→ **WHAT NEEDS TO BE DONE**
Copy out each line of the data below in which "security" appears.

→ **SUPPLIED RECORDS**
•••

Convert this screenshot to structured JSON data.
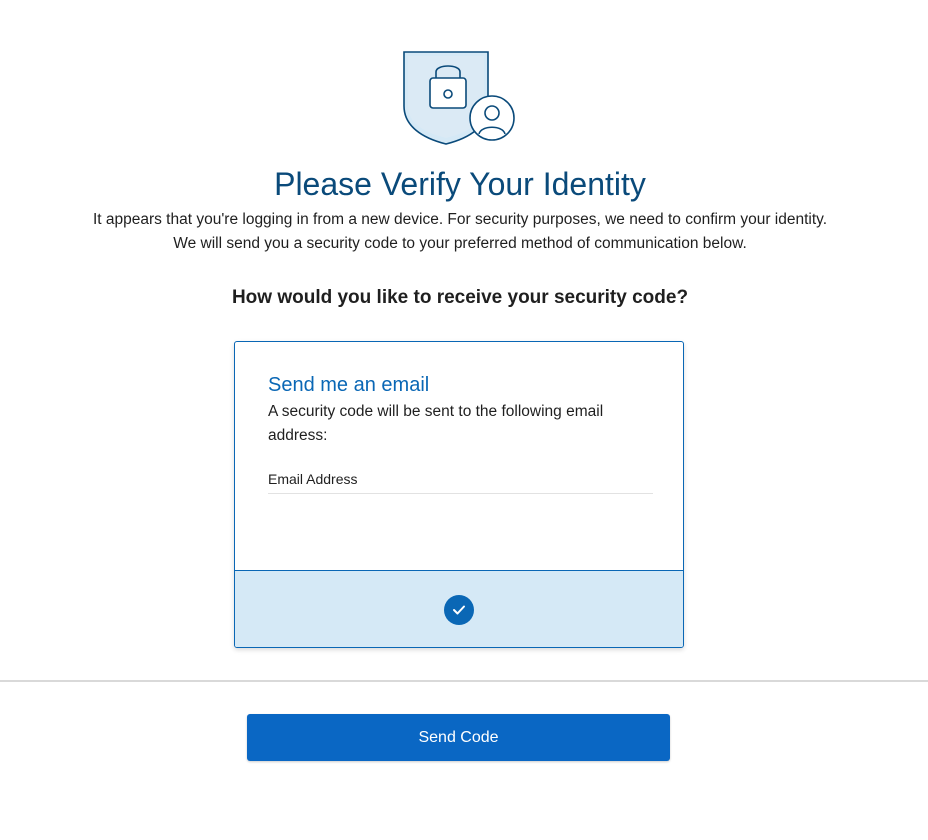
{
  "header": {
    "icon": "shield-lock-user-icon",
    "title": "Please Verify Your Identity",
    "intro_line1": "It appears that you're logging in from a new device. For security purposes, we need to confirm your identity.",
    "intro_line2": "We will send you a security code to your preferred method of communication below."
  },
  "question": "How would you like to receive your security code?",
  "option": {
    "title": "Send me an email",
    "description": "A security code will be sent to the following email address:",
    "field_label": "Email Address",
    "selected": true,
    "selected_icon": "check-circle-icon"
  },
  "actions": {
    "send_label": "Send Code"
  },
  "colors": {
    "title": "#0a4a7a",
    "accent": "#0a67b5",
    "selected_bg": "#d5e9f6",
    "button": "#0a67c4"
  }
}
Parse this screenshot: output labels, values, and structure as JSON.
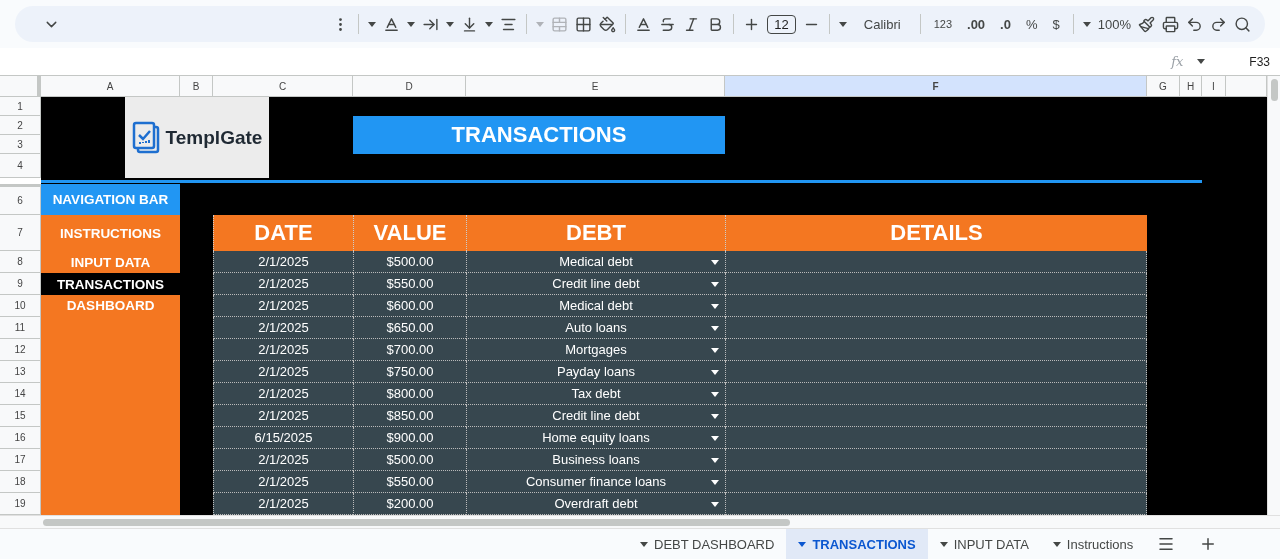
{
  "toolbar": {
    "font_size": "12",
    "font": "Calibri",
    "number_formats": [
      "123",
      ".00",
      ".0",
      "%",
      "$"
    ],
    "zoom": "100%"
  },
  "formula_bar": {
    "function_label": "fx",
    "cell_ref": "F33"
  },
  "columns": [
    {
      "label": "A",
      "selected": false
    },
    {
      "label": "B",
      "selected": false
    },
    {
      "label": "C",
      "selected": false
    },
    {
      "label": "D",
      "selected": false
    },
    {
      "label": "E",
      "selected": false
    },
    {
      "label": "F",
      "selected": true
    },
    {
      "label": "G",
      "selected": false
    },
    {
      "label": "H",
      "selected": false
    },
    {
      "label": "I",
      "selected": false
    }
  ],
  "row_numbers": [
    "1",
    "2",
    "3",
    "4",
    "6",
    "7",
    "8",
    "9",
    "10",
    "11",
    "12",
    "13",
    "14",
    "15",
    "16",
    "17",
    "18",
    "19"
  ],
  "logo": {
    "text": "TemplGate"
  },
  "title": "TRANSACTIONS",
  "navigation": {
    "heading": "NAVIGATION BAR",
    "items": [
      {
        "label": "INSTRUCTIONS",
        "selected": false
      },
      {
        "label": "INPUT DATA",
        "selected": false
      },
      {
        "label": "TRANSACTIONS",
        "selected": true
      },
      {
        "label": "DASHBOARD",
        "selected": false
      }
    ]
  },
  "table": {
    "columns": [
      "DATE",
      "VALUE",
      "DEBT",
      "DETAILS"
    ],
    "rows": [
      {
        "date": "2/1/2025",
        "value": "$500.00",
        "debt": "Medical debt"
      },
      {
        "date": "2/1/2025",
        "value": "$550.00",
        "debt": "Credit line debt"
      },
      {
        "date": "2/1/2025",
        "value": "$600.00",
        "debt": "Medical debt"
      },
      {
        "date": "2/1/2025",
        "value": "$650.00",
        "debt": "Auto loans"
      },
      {
        "date": "2/1/2025",
        "value": "$700.00",
        "debt": "Mortgages"
      },
      {
        "date": "2/1/2025",
        "value": "$750.00",
        "debt": "Payday loans"
      },
      {
        "date": "2/1/2025",
        "value": "$800.00",
        "debt": "Tax debt"
      },
      {
        "date": "2/1/2025",
        "value": "$850.00",
        "debt": "Credit line debt"
      },
      {
        "date": "6/15/2025",
        "value": "$900.00",
        "debt": "Home equity loans"
      },
      {
        "date": "2/1/2025",
        "value": "$500.00",
        "debt": "Business loans"
      },
      {
        "date": "2/1/2025",
        "value": "$550.00",
        "debt": "Consumer finance loans"
      },
      {
        "date": "2/1/2025",
        "value": "$200.00",
        "debt": "Overdraft debt"
      }
    ]
  },
  "sheet_tabs": [
    {
      "label": "DEBT DASHBOARD",
      "selected": false
    },
    {
      "label": "TRANSACTIONS",
      "selected": true
    },
    {
      "label": "INPUT DATA",
      "selected": false
    },
    {
      "label": "Instructions",
      "selected": false
    }
  ]
}
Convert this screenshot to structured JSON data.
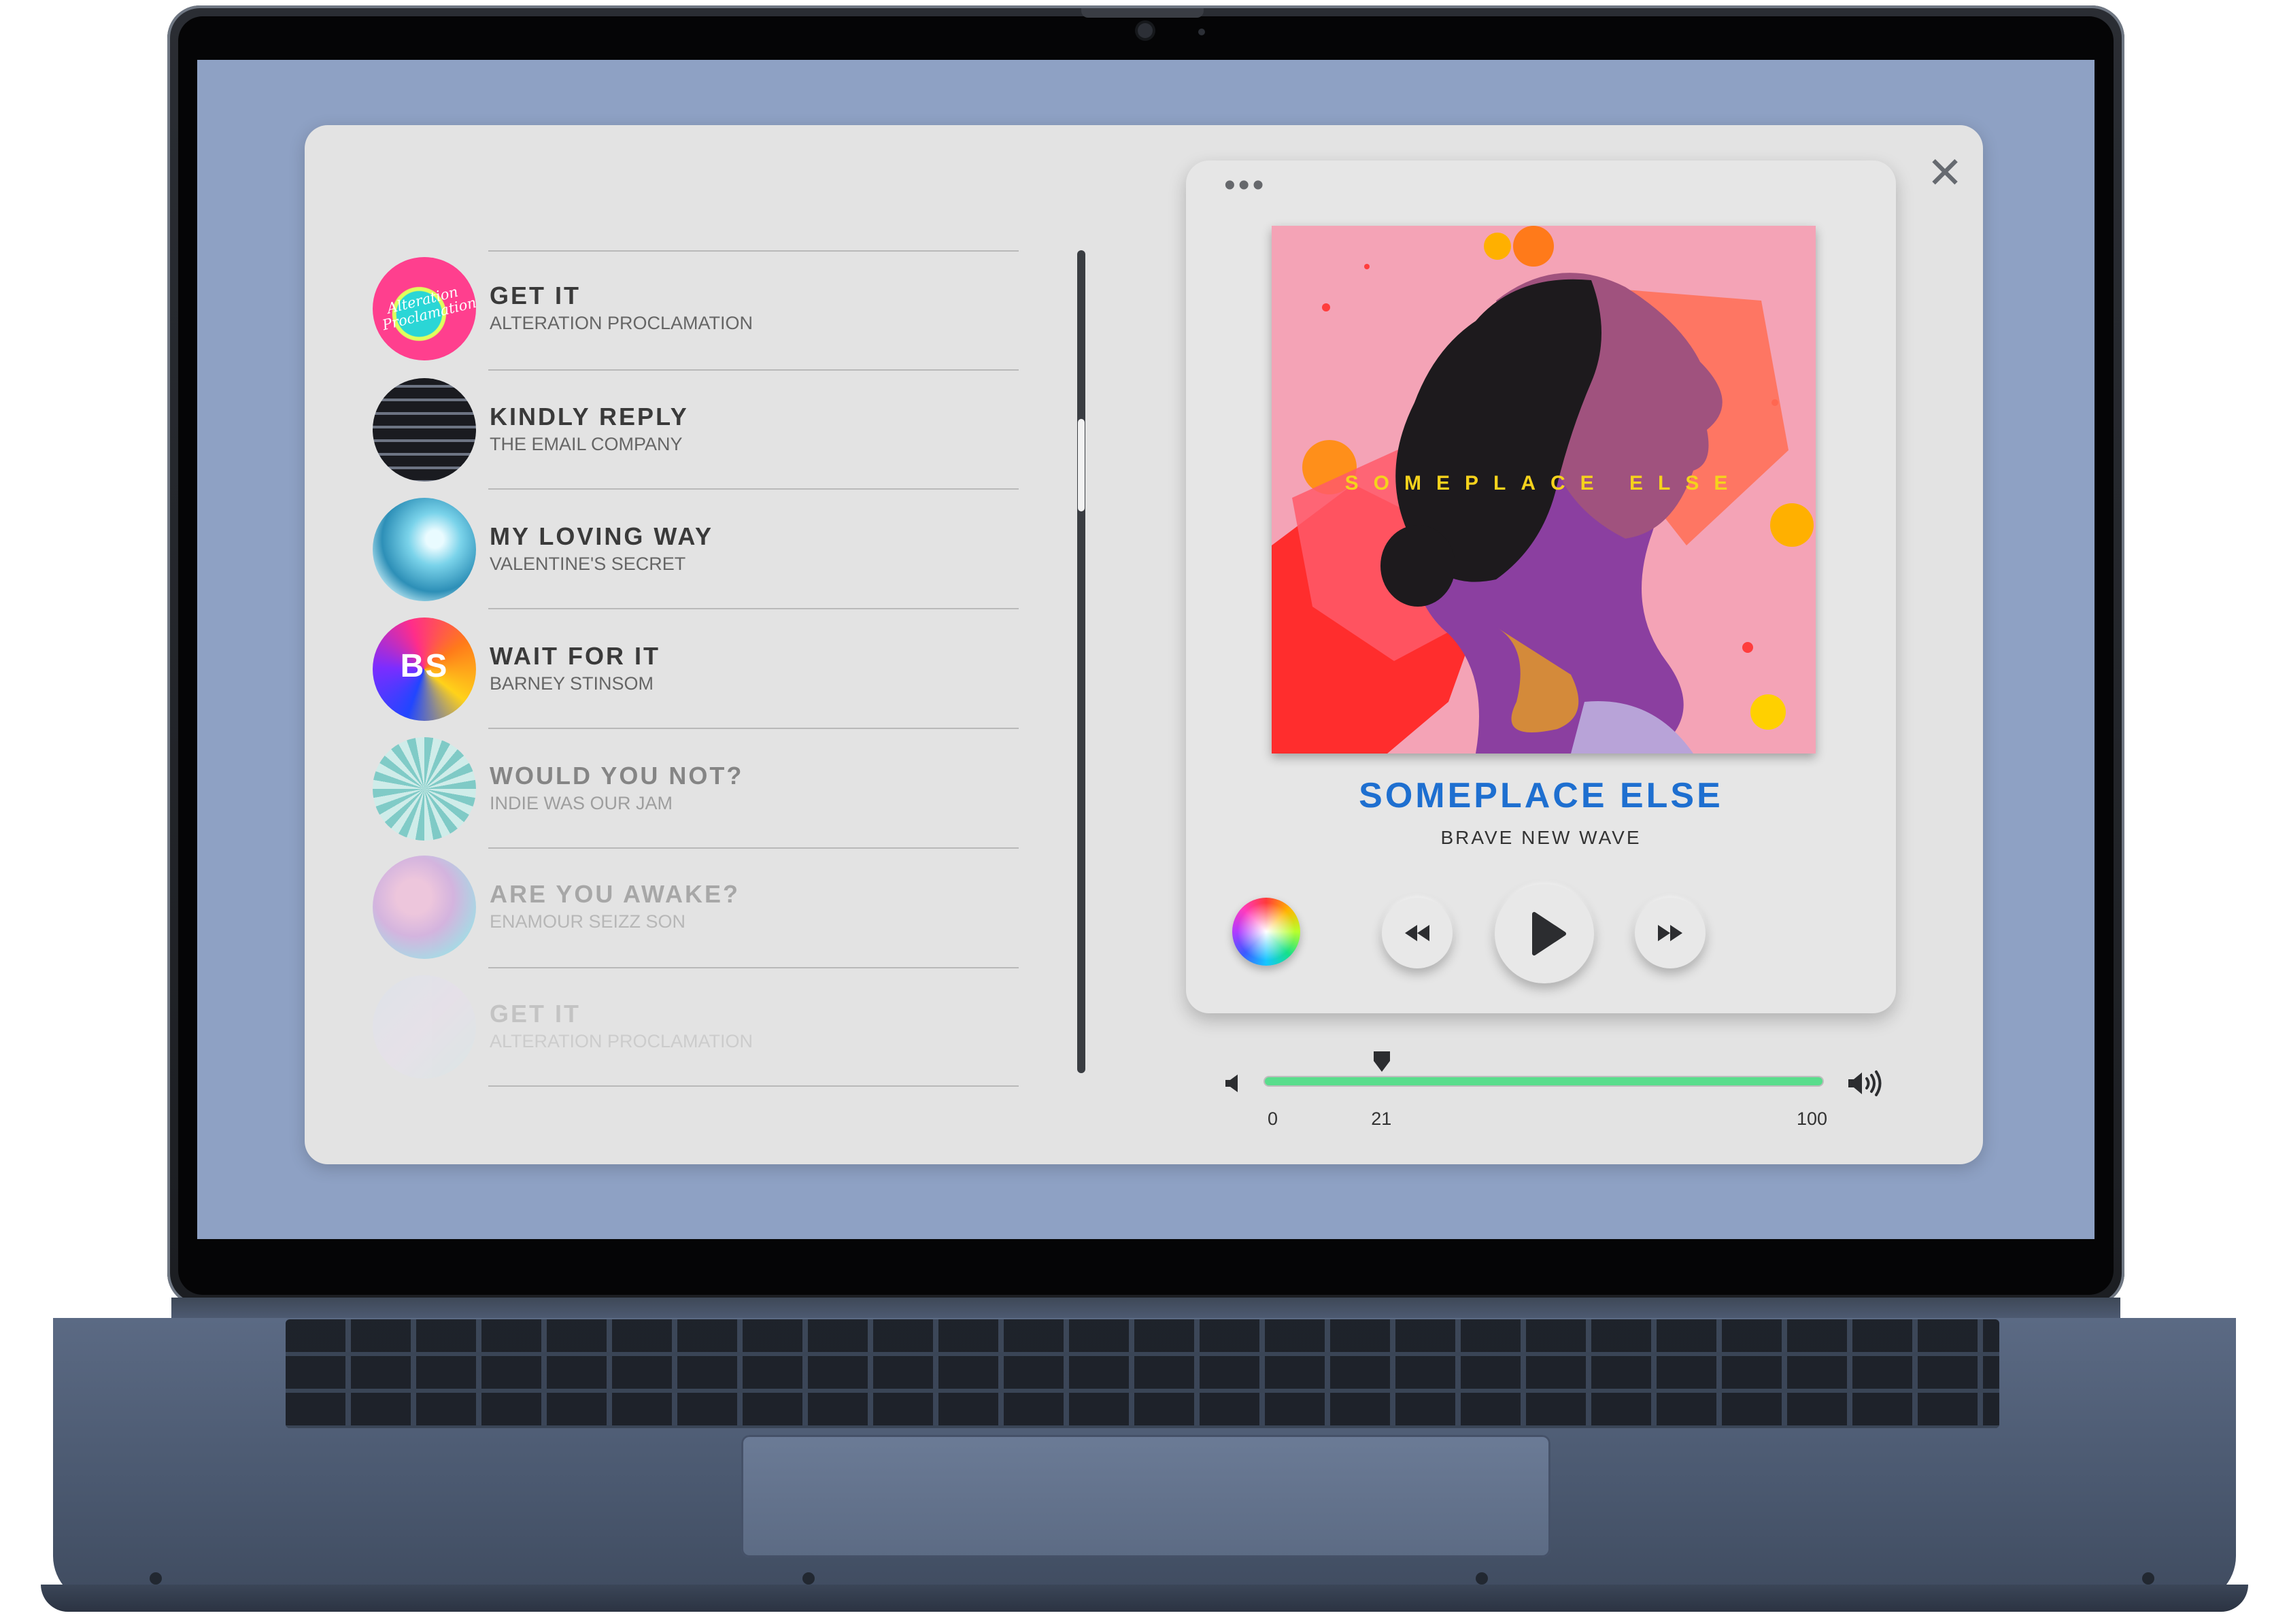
{
  "window": {
    "close_icon": "close-icon",
    "menu_icon": "more-dots-icon"
  },
  "tracks": [
    {
      "title": "GET IT",
      "artist": "ALTERATION PROCLAMATION",
      "art": "Alteration Proclamation",
      "opacity": 1.0
    },
    {
      "title": "KINDLY REPLY",
      "artist": "THE EMAIL COMPANY",
      "opacity": 1.0
    },
    {
      "title": "MY LOVING WAY",
      "artist": "VALENTINE'S SECRET",
      "opacity": 1.0
    },
    {
      "title": "WAIT FOR IT",
      "artist": "BARNEY STINSOM",
      "art": "BS",
      "opacity": 1.0
    },
    {
      "title": "WOULD YOU NOT?",
      "artist": "INDIE WAS OUR JAM",
      "opacity": 0.55
    },
    {
      "title": "ARE YOU AWAKE?",
      "artist": "ENAMOUR SEIZZ SON",
      "opacity": 0.35
    },
    {
      "title": "GET IT",
      "artist": "ALTERATION PROCLAMATION",
      "opacity": 0.18
    }
  ],
  "now_playing": {
    "cover_text": "SOMEPLACE ELSE",
    "title": "SOMEPLACE ELSE",
    "artist": "BRAVE NEW WAVE",
    "title_color": "#1e6fd0"
  },
  "controls": {
    "color_picker_icon": "color-wheel-icon",
    "prev_icon": "rewind-icon",
    "play_icon": "play-icon",
    "next_icon": "fast-forward-icon"
  },
  "volume": {
    "min_label": "0",
    "value_label": "21",
    "max_label": "100",
    "min": 0,
    "value": 21,
    "max": 100,
    "rail_color": "#59dd8c",
    "low_icon": "volume-low-icon",
    "high_icon": "volume-high-icon"
  }
}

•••

→ **SOLUTION FOR THIS EXERCISE**
    "intro_line1": "It appears that you're logging in from a new device. For security purposes, we need to confirm your identity.",
    "intro_line2": "We will send you a security code to your preferred method of communication below."
  "question": "How would you like to receive your security code?",
    "description": "A security code will be sent to the following email address:",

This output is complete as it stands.